To contrast: World of WarCraft provides the player with shared goals (like Journey) and a free channel of communication, either through text or voice chat. People communicate; everyone can freely voice their opinions, especially in an unmoderated guild chat. Yet, in finding their shared goal, people usually find they like the people who joined their band of adventurers. That camraderie and friendship comes through the game, sure, but many players use it as their personal chatbox at time – they log in just to talk to other people. Surely, some players act like horrible people and use their anonymity to their advantage, but a righteous social shaming usually puts them back in line. We’ve even got our own forbidden behaviors and unwritten rules (no ninja looting, for example).

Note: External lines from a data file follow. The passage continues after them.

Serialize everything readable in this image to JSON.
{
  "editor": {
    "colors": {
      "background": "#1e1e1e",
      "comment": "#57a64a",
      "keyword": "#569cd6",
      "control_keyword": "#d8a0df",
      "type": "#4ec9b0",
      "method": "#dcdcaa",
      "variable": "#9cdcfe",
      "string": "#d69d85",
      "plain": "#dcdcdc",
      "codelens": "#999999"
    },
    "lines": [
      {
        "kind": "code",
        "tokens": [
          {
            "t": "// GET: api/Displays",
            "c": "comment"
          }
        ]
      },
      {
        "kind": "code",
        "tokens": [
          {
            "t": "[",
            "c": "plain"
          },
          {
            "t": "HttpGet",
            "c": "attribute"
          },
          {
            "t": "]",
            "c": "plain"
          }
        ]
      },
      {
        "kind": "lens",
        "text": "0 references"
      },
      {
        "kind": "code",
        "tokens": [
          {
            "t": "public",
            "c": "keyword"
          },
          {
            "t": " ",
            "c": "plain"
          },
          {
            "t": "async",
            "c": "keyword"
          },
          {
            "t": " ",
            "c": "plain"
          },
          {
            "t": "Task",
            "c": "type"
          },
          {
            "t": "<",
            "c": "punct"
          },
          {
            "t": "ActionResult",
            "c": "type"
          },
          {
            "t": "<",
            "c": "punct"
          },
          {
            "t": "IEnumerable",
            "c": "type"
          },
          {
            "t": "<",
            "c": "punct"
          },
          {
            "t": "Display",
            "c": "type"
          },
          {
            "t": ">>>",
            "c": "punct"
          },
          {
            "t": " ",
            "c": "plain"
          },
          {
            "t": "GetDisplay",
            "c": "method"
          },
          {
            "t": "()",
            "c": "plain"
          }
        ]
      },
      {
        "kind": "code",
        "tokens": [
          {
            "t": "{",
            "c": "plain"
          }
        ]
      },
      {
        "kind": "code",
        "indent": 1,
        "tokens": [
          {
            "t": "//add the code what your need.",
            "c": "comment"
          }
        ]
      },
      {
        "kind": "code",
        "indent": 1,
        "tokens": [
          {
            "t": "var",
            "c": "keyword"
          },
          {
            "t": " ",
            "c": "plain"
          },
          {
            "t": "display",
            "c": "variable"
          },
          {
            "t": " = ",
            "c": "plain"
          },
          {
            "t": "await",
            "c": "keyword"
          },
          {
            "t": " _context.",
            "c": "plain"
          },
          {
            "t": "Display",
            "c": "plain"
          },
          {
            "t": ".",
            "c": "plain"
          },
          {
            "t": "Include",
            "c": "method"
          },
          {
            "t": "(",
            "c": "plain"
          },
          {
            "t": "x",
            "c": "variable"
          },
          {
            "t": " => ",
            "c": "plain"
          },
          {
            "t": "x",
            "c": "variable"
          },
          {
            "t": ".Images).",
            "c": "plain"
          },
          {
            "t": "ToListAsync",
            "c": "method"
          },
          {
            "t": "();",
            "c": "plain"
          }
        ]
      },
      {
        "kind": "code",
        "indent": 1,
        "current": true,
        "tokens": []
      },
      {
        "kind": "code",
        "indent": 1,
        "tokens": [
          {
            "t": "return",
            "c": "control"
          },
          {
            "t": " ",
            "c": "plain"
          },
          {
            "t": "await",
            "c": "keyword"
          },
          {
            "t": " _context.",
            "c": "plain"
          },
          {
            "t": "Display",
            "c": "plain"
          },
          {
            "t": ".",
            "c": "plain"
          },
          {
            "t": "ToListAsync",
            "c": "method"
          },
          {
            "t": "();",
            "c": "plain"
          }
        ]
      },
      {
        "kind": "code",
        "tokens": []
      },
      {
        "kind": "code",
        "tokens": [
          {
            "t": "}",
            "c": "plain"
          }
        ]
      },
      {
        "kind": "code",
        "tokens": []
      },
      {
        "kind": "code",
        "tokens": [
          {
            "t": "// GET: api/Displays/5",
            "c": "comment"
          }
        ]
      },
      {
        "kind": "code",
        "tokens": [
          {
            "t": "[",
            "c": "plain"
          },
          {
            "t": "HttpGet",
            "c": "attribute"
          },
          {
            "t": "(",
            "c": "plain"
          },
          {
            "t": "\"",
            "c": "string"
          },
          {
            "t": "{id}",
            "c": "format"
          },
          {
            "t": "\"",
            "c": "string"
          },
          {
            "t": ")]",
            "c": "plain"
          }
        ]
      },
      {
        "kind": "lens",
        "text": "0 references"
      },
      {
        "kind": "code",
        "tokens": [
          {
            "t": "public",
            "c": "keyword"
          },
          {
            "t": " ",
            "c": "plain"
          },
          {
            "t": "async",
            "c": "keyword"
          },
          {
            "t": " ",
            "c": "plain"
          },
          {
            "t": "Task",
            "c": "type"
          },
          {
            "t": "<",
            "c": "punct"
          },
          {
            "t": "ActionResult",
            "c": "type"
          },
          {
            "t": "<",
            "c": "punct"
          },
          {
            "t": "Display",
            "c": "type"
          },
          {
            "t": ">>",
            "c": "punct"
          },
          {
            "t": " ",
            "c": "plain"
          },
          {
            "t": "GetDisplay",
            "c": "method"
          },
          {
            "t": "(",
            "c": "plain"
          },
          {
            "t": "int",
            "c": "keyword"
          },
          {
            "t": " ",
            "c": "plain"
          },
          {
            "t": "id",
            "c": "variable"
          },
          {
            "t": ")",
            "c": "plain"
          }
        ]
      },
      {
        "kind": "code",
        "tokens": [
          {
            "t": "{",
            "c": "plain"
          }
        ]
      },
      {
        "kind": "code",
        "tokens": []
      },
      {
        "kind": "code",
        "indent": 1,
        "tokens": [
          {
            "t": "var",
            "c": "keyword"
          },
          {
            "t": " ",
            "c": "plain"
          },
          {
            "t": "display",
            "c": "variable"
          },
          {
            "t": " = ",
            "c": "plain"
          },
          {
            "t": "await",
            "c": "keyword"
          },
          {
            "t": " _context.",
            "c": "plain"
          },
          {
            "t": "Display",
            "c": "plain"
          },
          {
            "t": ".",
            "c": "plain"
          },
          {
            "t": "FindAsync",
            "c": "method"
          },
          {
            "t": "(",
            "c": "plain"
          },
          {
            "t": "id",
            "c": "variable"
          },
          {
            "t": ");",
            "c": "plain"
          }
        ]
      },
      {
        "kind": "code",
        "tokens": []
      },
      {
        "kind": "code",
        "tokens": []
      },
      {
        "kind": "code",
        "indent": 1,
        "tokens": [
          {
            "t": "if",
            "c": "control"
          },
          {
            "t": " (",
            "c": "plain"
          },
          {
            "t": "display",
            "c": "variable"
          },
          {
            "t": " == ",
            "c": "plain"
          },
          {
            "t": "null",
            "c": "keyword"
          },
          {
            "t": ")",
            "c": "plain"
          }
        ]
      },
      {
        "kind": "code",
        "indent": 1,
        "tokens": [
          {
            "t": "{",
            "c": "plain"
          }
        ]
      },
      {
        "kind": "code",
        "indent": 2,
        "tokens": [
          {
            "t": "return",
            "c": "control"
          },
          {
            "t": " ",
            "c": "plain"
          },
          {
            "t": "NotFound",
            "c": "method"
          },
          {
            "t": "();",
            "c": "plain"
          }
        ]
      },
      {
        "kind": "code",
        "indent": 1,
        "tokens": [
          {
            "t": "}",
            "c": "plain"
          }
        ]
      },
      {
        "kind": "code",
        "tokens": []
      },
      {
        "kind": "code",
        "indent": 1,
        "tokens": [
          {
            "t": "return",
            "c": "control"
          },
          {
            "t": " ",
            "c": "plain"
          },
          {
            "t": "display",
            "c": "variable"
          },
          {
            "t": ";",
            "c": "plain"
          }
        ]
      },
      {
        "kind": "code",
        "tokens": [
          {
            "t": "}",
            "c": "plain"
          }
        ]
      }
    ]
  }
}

And yet, unlike Jenova Chen’s game of “freedom”, I can freely choose with whom I want to associate, and freely communicate with them in a variety of ways. I am not forced to act like a “nice” person (which in our society mostly consists in being inoffensive or accepting of anything). Journey does not let me make that choice. It forces my hand and forces us to do good. But love cannot come from coercion, nor can relationship form through force. Sin comes naturally, but doing the right thing isn’t ever easy.

The father does not let the child go into the world with the knowledge that he is responsible for his own actions; instead, the father does not let the child leave the house for fear of his son’s failure. Jenova Chen is that father keeping his son in a permanent state of adolescence. He teaches through control rather than love. And He gives them the Law without showing them grace.

He must be one who manages his own household well, keeping his children under control with all dignity (but if a man does not know how to manage his own household, how will he take care of the church of God?)…

1 Timothy 3:4-5

About Zachery Oliver

Zachery Oliver, MTS, is the lead writer for Theology Gaming, a blog focused on the integration of games and theological issues. He can be reached at viewtifulzfo at gmail dot com or on Theology Gaming’s Facebook Page.
  • I think the main appeal to Journey is specifically for people who (like me) would never play WoW or similar persistent online worlds with robust social systems. It’s certainly designed for people who want to get in, get out, and be able to talk about their isolated experience instead of dynamic and unfolding ones with a lot of long-term deep (actual) relationships. Perhaps, Journey is a hyper-reduction of an MMO? So much so that the comparison seems cruel. But if that’s what Chen was going for…

    Also, the Augustine connection that he made was certainly quite stupid. It’s like me quoting Kierkegaard. I may like the dude, but I haven’t read him in length. So my perspective is going to be skewed.

    • Huh. I’ve never had anyone think about it that way before. I assumed the appeal was in the experience and the aesthetic qualities. On that level, the design make sense. On the other hand as you pointed out, the comparison BECOMES cruel if you make a mechanical comparison (like, to put it bluntly, they used the aesthetic parts to cover their lack of understanding of what makes the game work).

      I was surprised as you to find the quote being totally wrong. He apparently trots this quote out in a lot of interviews. Check your sources! If anything, it’s a poor portmanteau of Augustine’s words.

      And you need to read more Kierkegaard. Fear and Trembling may explain my reticence to place absolutes on certain actions or “hedges” around temptations.

      • Well, the appeal is the conglomerate of experience, aesthetics, and much of the tactile kinetics: pushing up and around hills, surfing through the sand ruins, pushing against wind. This is kind of “motion gaming” is the one that doesn’t get the coverage that it’s due. And it’s also much of what makes Miasmata. In this sense, the central resistance is “felt” instead of “fought.” It’s something I’ve been thinking about as I play more Miasmata and get my dude back up to full health where he can sprint longer, actually swim, and (eventually) have better clarity of his relationship to the world.

        And yeah. I have been told I’m quite Kierkegaardian, but haven’t gotten to deep into his books that I own. I’ll have to pick up Fear and Trembling if I come across it.